On Robin Hood

I suppose it should have served as a warning to my kindergarten teacher, that I did not approve the behaviour of Robin Hood. (This was “High Kindergarten,” age-equivalent to North American Grade II.) Today, I’d be at risk of a report to Children’s Aid. For I was opposed to highwaymen; a proponent of law and order; a shill for the landed and the wealthy, as it were — though it took years, and “events,” for me to fully realize that God had made me not a Whig but a Tory.

The ballads we have are from the fifteenth century — the beautiful decadence of the Late Middle Ages. The character may or may not have been an historical figure from an earlier epoch. There were actual Sheriffs of Nottingham, however, and I’m sure some of them were corrupt, for that is often the case with humans. I trust sheriffs almost as little as I trust highwaymen, though at least they don’t dress in Lincoln green. (It was once high fashion; give me shepherd’s grey.) The political subtlety in the legend is lost on most modern children: that Robin Hood, returned from the Crusades to discover that his property has been impounded, becomes an enemy of the rich, but a friend to “the people” — and loyal henchman for the King.

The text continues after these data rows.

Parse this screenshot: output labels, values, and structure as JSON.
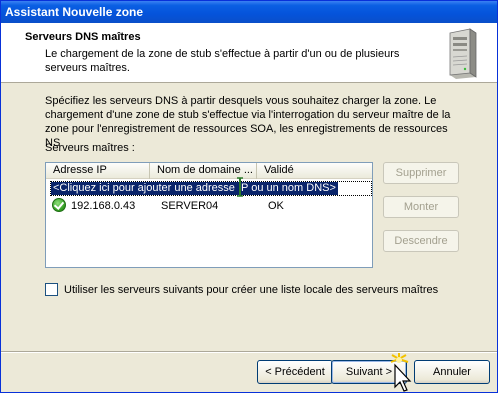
{
  "window": {
    "title": "Assistant Nouvelle zone"
  },
  "header": {
    "title": "Serveurs DNS maîtres",
    "description": "Le chargement de la zone de stub s'effectue à partir d'un ou de plusieurs serveurs maîtres.",
    "icon": "server-icon"
  },
  "body": {
    "intro": "Spécifiez les serveurs DNS à partir desquels vous souhaitez charger la zone. Le chargement d'une zone de stub s'effectue via l'interrogation du serveur maître de la zone pour l'enregistrement de ressources SOA, les enregistrements de ressources NS",
    "list_label": "Serveurs maîtres :",
    "columns": [
      "Adresse IP",
      "Nom de domaine ...",
      "Validé"
    ],
    "add_row": "<Cliquez ici pour ajouter une adresse IP ou un nom DNS>",
    "rows": [
      {
        "ip": "192.168.0.43",
        "name": "SERVER04",
        "valid": "OK",
        "icon": "ok-check-icon"
      }
    ],
    "buttons": {
      "delete": "Supprimer",
      "up": "Monter",
      "down": "Descendre"
    },
    "checkbox_label": "Utiliser les serveurs suivants pour créer une liste locale des serveurs maîtres",
    "checkbox_checked": false
  },
  "footer": {
    "back": "< Précédent",
    "next": "Suivant >",
    "cancel": "Annuler"
  },
  "colors": {
    "title_bar": "#0553da",
    "selection": "#0a246a",
    "window_bg": "#ece9d8"
  }
}
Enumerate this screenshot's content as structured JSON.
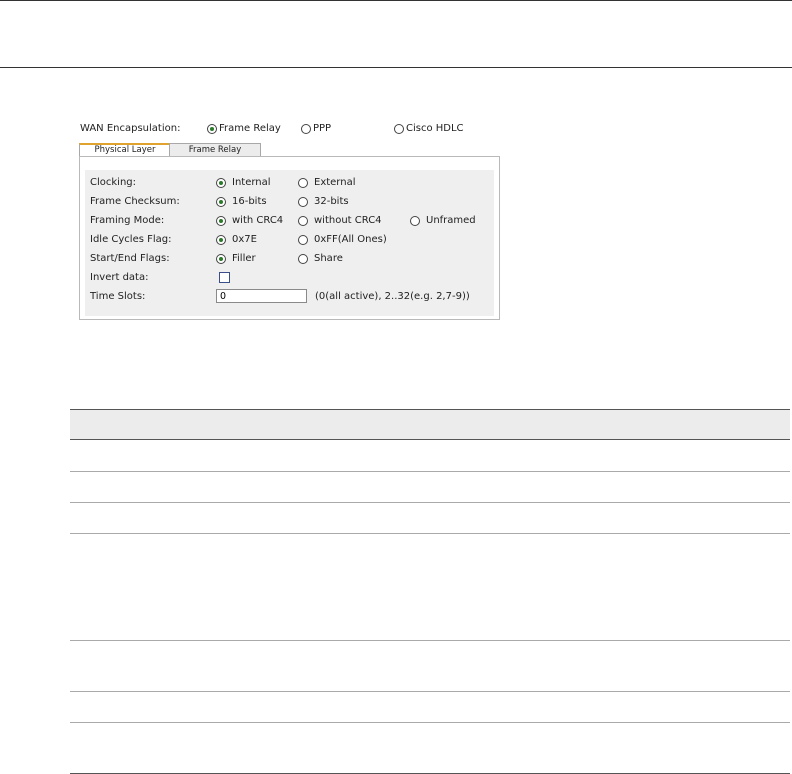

We might call him a Disraelian, “two nations” Conservative. It is a formula that will always appeal to the romantic: the King as champion of the People; the very top of society in alliance with the bottom against the self-interested middle-men. Our own NDP in Canada (the “Nastily Demented Party,” representing populist socialism) was, at its start, instinctively monarchist, as well as cloyingly Methodist. Or in Catholic fantasy, the Pope and the People against the high-living Bishops. Whereas I, a more traditional mediaevalist, am for a unified hierarchy: a place for everyone, and everyone in his place. (Shakespeare is on my side, incidentally; see his Histories.)

My childish disapproval of Robin Hood, however, was not from opposition to “equality,” per se. Rather I was against crime. It is not right to take things not voluntarily offered, whether by stealth, or by force. Redistribution to “the poor” does not justify the crime, but compounds it. This undermines the whole concept of Property, to the ultimate disbenefit of rich and poor alike. I note that Mr Hood also became anti-clerical, in the Protestant developments of the legend. To my mind the Merry Men were a bunch of thugs, Friar Tuck a lickspittle, and Maid Marian a ho.

I’m opposed to the “welfare state,” or as I call it, “Twisted Nanny,” not because I oppose helping the poor, but because I’m against theft and robbery. And theft is not improved by moral unctuousness, or “virtue signalling” in the progressive mode. The fact is that the State, whether or not it actually gives to the poor (and most “social spending” goes to those who control them), demands enormous taxes to pay for this dubious generosity, and invades all our lives to collect.

Robin Hood, by comparison, was limited at least to what he could obtain as a talented archer. A moral evil is not made good when imposed by massive force, hyped by incessant propaganda, or procrusteanized by sadistic auditors.

Though simple, this point is easily misrepresented. I have never been in an argument in which my opposition to the Income Tax was not depicted as heartless indifference to the supposed beneficiaries of the State’s largesse. Nor have I heard the slightest curiosity about alternative means to charitable ends, that do not involve jackboot procedures.

The poor themselves are robbed by State lotteries, by hidden taxes on all their little comforts, by regulations that drive up the cost of such necessities as food and rent. But most important, they are deprived of their innocence by being made the receivers of stolen goods.